WORK TO COMPLETE: Within the listing below, show every line that contains the word "Camera".

────────

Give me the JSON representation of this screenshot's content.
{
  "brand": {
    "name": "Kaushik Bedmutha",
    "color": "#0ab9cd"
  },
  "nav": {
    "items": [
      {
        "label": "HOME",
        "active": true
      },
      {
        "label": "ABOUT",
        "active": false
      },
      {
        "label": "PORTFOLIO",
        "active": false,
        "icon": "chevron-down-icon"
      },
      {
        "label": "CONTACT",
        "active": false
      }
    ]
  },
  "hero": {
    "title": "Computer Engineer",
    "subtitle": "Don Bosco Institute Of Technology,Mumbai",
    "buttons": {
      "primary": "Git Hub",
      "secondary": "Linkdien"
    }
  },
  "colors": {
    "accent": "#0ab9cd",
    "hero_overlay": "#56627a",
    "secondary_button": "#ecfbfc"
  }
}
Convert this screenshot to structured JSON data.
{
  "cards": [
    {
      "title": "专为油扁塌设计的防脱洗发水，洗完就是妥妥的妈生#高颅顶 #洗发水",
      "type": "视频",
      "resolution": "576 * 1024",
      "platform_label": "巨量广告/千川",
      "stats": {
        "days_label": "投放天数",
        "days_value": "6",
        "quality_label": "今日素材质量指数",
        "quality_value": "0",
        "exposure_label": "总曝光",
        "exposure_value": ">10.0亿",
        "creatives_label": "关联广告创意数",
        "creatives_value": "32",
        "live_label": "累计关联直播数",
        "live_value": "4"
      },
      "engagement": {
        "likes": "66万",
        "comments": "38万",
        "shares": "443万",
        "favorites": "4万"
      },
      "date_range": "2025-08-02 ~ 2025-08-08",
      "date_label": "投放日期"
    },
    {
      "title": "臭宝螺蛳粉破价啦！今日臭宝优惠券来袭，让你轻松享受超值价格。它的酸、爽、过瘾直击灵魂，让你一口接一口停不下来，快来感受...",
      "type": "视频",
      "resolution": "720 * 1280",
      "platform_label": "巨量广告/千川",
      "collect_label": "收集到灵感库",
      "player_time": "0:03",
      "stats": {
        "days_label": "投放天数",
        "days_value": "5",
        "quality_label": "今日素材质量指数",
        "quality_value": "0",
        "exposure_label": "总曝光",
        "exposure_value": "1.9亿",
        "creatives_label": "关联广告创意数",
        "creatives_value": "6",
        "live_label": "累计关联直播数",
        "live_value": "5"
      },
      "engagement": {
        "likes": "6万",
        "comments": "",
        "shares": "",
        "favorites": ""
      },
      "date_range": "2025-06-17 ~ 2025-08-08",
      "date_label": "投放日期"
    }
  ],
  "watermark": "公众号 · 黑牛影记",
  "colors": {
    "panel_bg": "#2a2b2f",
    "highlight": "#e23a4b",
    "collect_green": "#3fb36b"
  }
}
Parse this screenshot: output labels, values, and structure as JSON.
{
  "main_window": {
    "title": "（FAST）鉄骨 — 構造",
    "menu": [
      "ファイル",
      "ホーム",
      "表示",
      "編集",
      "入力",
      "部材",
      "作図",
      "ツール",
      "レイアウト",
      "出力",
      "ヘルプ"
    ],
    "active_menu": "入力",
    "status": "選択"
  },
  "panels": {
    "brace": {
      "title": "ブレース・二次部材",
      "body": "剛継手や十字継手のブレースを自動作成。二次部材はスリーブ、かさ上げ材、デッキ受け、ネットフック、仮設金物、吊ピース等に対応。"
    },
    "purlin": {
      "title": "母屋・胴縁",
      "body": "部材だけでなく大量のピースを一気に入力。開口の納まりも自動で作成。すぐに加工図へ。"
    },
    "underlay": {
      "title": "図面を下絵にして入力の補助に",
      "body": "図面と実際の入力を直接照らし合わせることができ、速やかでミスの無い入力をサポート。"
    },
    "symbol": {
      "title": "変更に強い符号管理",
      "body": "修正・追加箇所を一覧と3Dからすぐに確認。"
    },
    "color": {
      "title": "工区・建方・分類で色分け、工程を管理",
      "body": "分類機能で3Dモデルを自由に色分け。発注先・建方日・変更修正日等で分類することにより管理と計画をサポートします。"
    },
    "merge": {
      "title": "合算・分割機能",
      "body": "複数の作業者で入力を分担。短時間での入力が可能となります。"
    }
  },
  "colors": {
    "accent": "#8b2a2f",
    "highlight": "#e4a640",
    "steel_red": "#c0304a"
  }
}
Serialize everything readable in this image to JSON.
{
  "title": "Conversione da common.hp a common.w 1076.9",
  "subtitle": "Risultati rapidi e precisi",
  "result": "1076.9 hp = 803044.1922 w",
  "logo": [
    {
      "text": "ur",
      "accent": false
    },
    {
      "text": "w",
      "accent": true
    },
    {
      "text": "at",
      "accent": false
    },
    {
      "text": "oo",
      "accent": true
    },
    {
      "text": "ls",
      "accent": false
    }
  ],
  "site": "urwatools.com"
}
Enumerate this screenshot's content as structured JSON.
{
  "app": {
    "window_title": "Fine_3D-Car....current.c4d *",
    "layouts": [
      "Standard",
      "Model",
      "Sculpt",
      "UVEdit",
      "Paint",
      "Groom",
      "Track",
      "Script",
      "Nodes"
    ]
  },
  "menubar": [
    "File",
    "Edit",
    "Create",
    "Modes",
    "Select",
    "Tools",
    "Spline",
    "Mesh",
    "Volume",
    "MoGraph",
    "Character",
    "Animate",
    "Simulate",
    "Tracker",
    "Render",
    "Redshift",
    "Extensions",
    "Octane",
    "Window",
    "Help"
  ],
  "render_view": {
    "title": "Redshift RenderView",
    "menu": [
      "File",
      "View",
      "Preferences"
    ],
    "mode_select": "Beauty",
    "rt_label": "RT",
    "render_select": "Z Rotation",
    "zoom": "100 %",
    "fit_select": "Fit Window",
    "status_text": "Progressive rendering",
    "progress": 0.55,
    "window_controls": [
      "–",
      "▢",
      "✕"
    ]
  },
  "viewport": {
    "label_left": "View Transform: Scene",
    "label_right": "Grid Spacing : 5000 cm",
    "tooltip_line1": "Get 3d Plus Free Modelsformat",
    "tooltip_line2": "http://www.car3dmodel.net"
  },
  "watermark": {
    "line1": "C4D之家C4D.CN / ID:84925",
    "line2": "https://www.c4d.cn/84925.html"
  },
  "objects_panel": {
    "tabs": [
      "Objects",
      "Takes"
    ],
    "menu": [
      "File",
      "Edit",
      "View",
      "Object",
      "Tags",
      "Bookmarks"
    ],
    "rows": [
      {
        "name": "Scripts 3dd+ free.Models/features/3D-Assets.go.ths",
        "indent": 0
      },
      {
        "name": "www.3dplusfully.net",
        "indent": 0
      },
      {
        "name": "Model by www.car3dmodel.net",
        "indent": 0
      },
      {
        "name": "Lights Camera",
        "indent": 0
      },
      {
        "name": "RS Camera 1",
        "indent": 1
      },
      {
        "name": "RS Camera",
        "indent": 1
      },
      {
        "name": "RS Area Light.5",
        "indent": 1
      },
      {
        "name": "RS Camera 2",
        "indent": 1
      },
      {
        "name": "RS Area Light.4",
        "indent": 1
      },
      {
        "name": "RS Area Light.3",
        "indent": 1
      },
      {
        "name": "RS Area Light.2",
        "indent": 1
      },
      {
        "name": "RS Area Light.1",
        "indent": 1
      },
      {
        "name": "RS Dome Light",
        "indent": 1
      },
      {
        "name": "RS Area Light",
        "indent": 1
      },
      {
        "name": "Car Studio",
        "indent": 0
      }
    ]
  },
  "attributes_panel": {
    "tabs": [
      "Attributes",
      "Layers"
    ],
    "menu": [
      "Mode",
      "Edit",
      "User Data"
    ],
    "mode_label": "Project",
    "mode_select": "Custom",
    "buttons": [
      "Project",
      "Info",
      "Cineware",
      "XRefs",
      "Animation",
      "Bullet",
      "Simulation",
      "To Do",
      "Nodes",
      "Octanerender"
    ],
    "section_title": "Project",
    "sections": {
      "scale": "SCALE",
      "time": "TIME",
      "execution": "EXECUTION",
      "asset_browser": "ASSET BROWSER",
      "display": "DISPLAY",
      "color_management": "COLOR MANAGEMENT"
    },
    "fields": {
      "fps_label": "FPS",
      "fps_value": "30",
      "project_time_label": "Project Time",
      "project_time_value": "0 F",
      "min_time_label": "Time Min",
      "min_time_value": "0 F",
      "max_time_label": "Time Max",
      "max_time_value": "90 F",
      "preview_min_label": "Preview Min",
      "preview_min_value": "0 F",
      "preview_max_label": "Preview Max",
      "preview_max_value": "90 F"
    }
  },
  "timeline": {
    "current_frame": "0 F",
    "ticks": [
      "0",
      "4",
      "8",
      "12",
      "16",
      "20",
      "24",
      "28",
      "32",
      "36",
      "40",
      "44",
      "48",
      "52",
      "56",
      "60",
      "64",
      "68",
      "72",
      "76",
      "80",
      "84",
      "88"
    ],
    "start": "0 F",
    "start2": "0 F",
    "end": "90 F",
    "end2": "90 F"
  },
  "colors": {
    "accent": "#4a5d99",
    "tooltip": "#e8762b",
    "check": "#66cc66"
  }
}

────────

SOLUTION FOR THIS TASK:
        "name": "Lights Camera",
        "name": "RS Camera 1",
        "name": "RS Camera",
        "name": "RS Camera 2",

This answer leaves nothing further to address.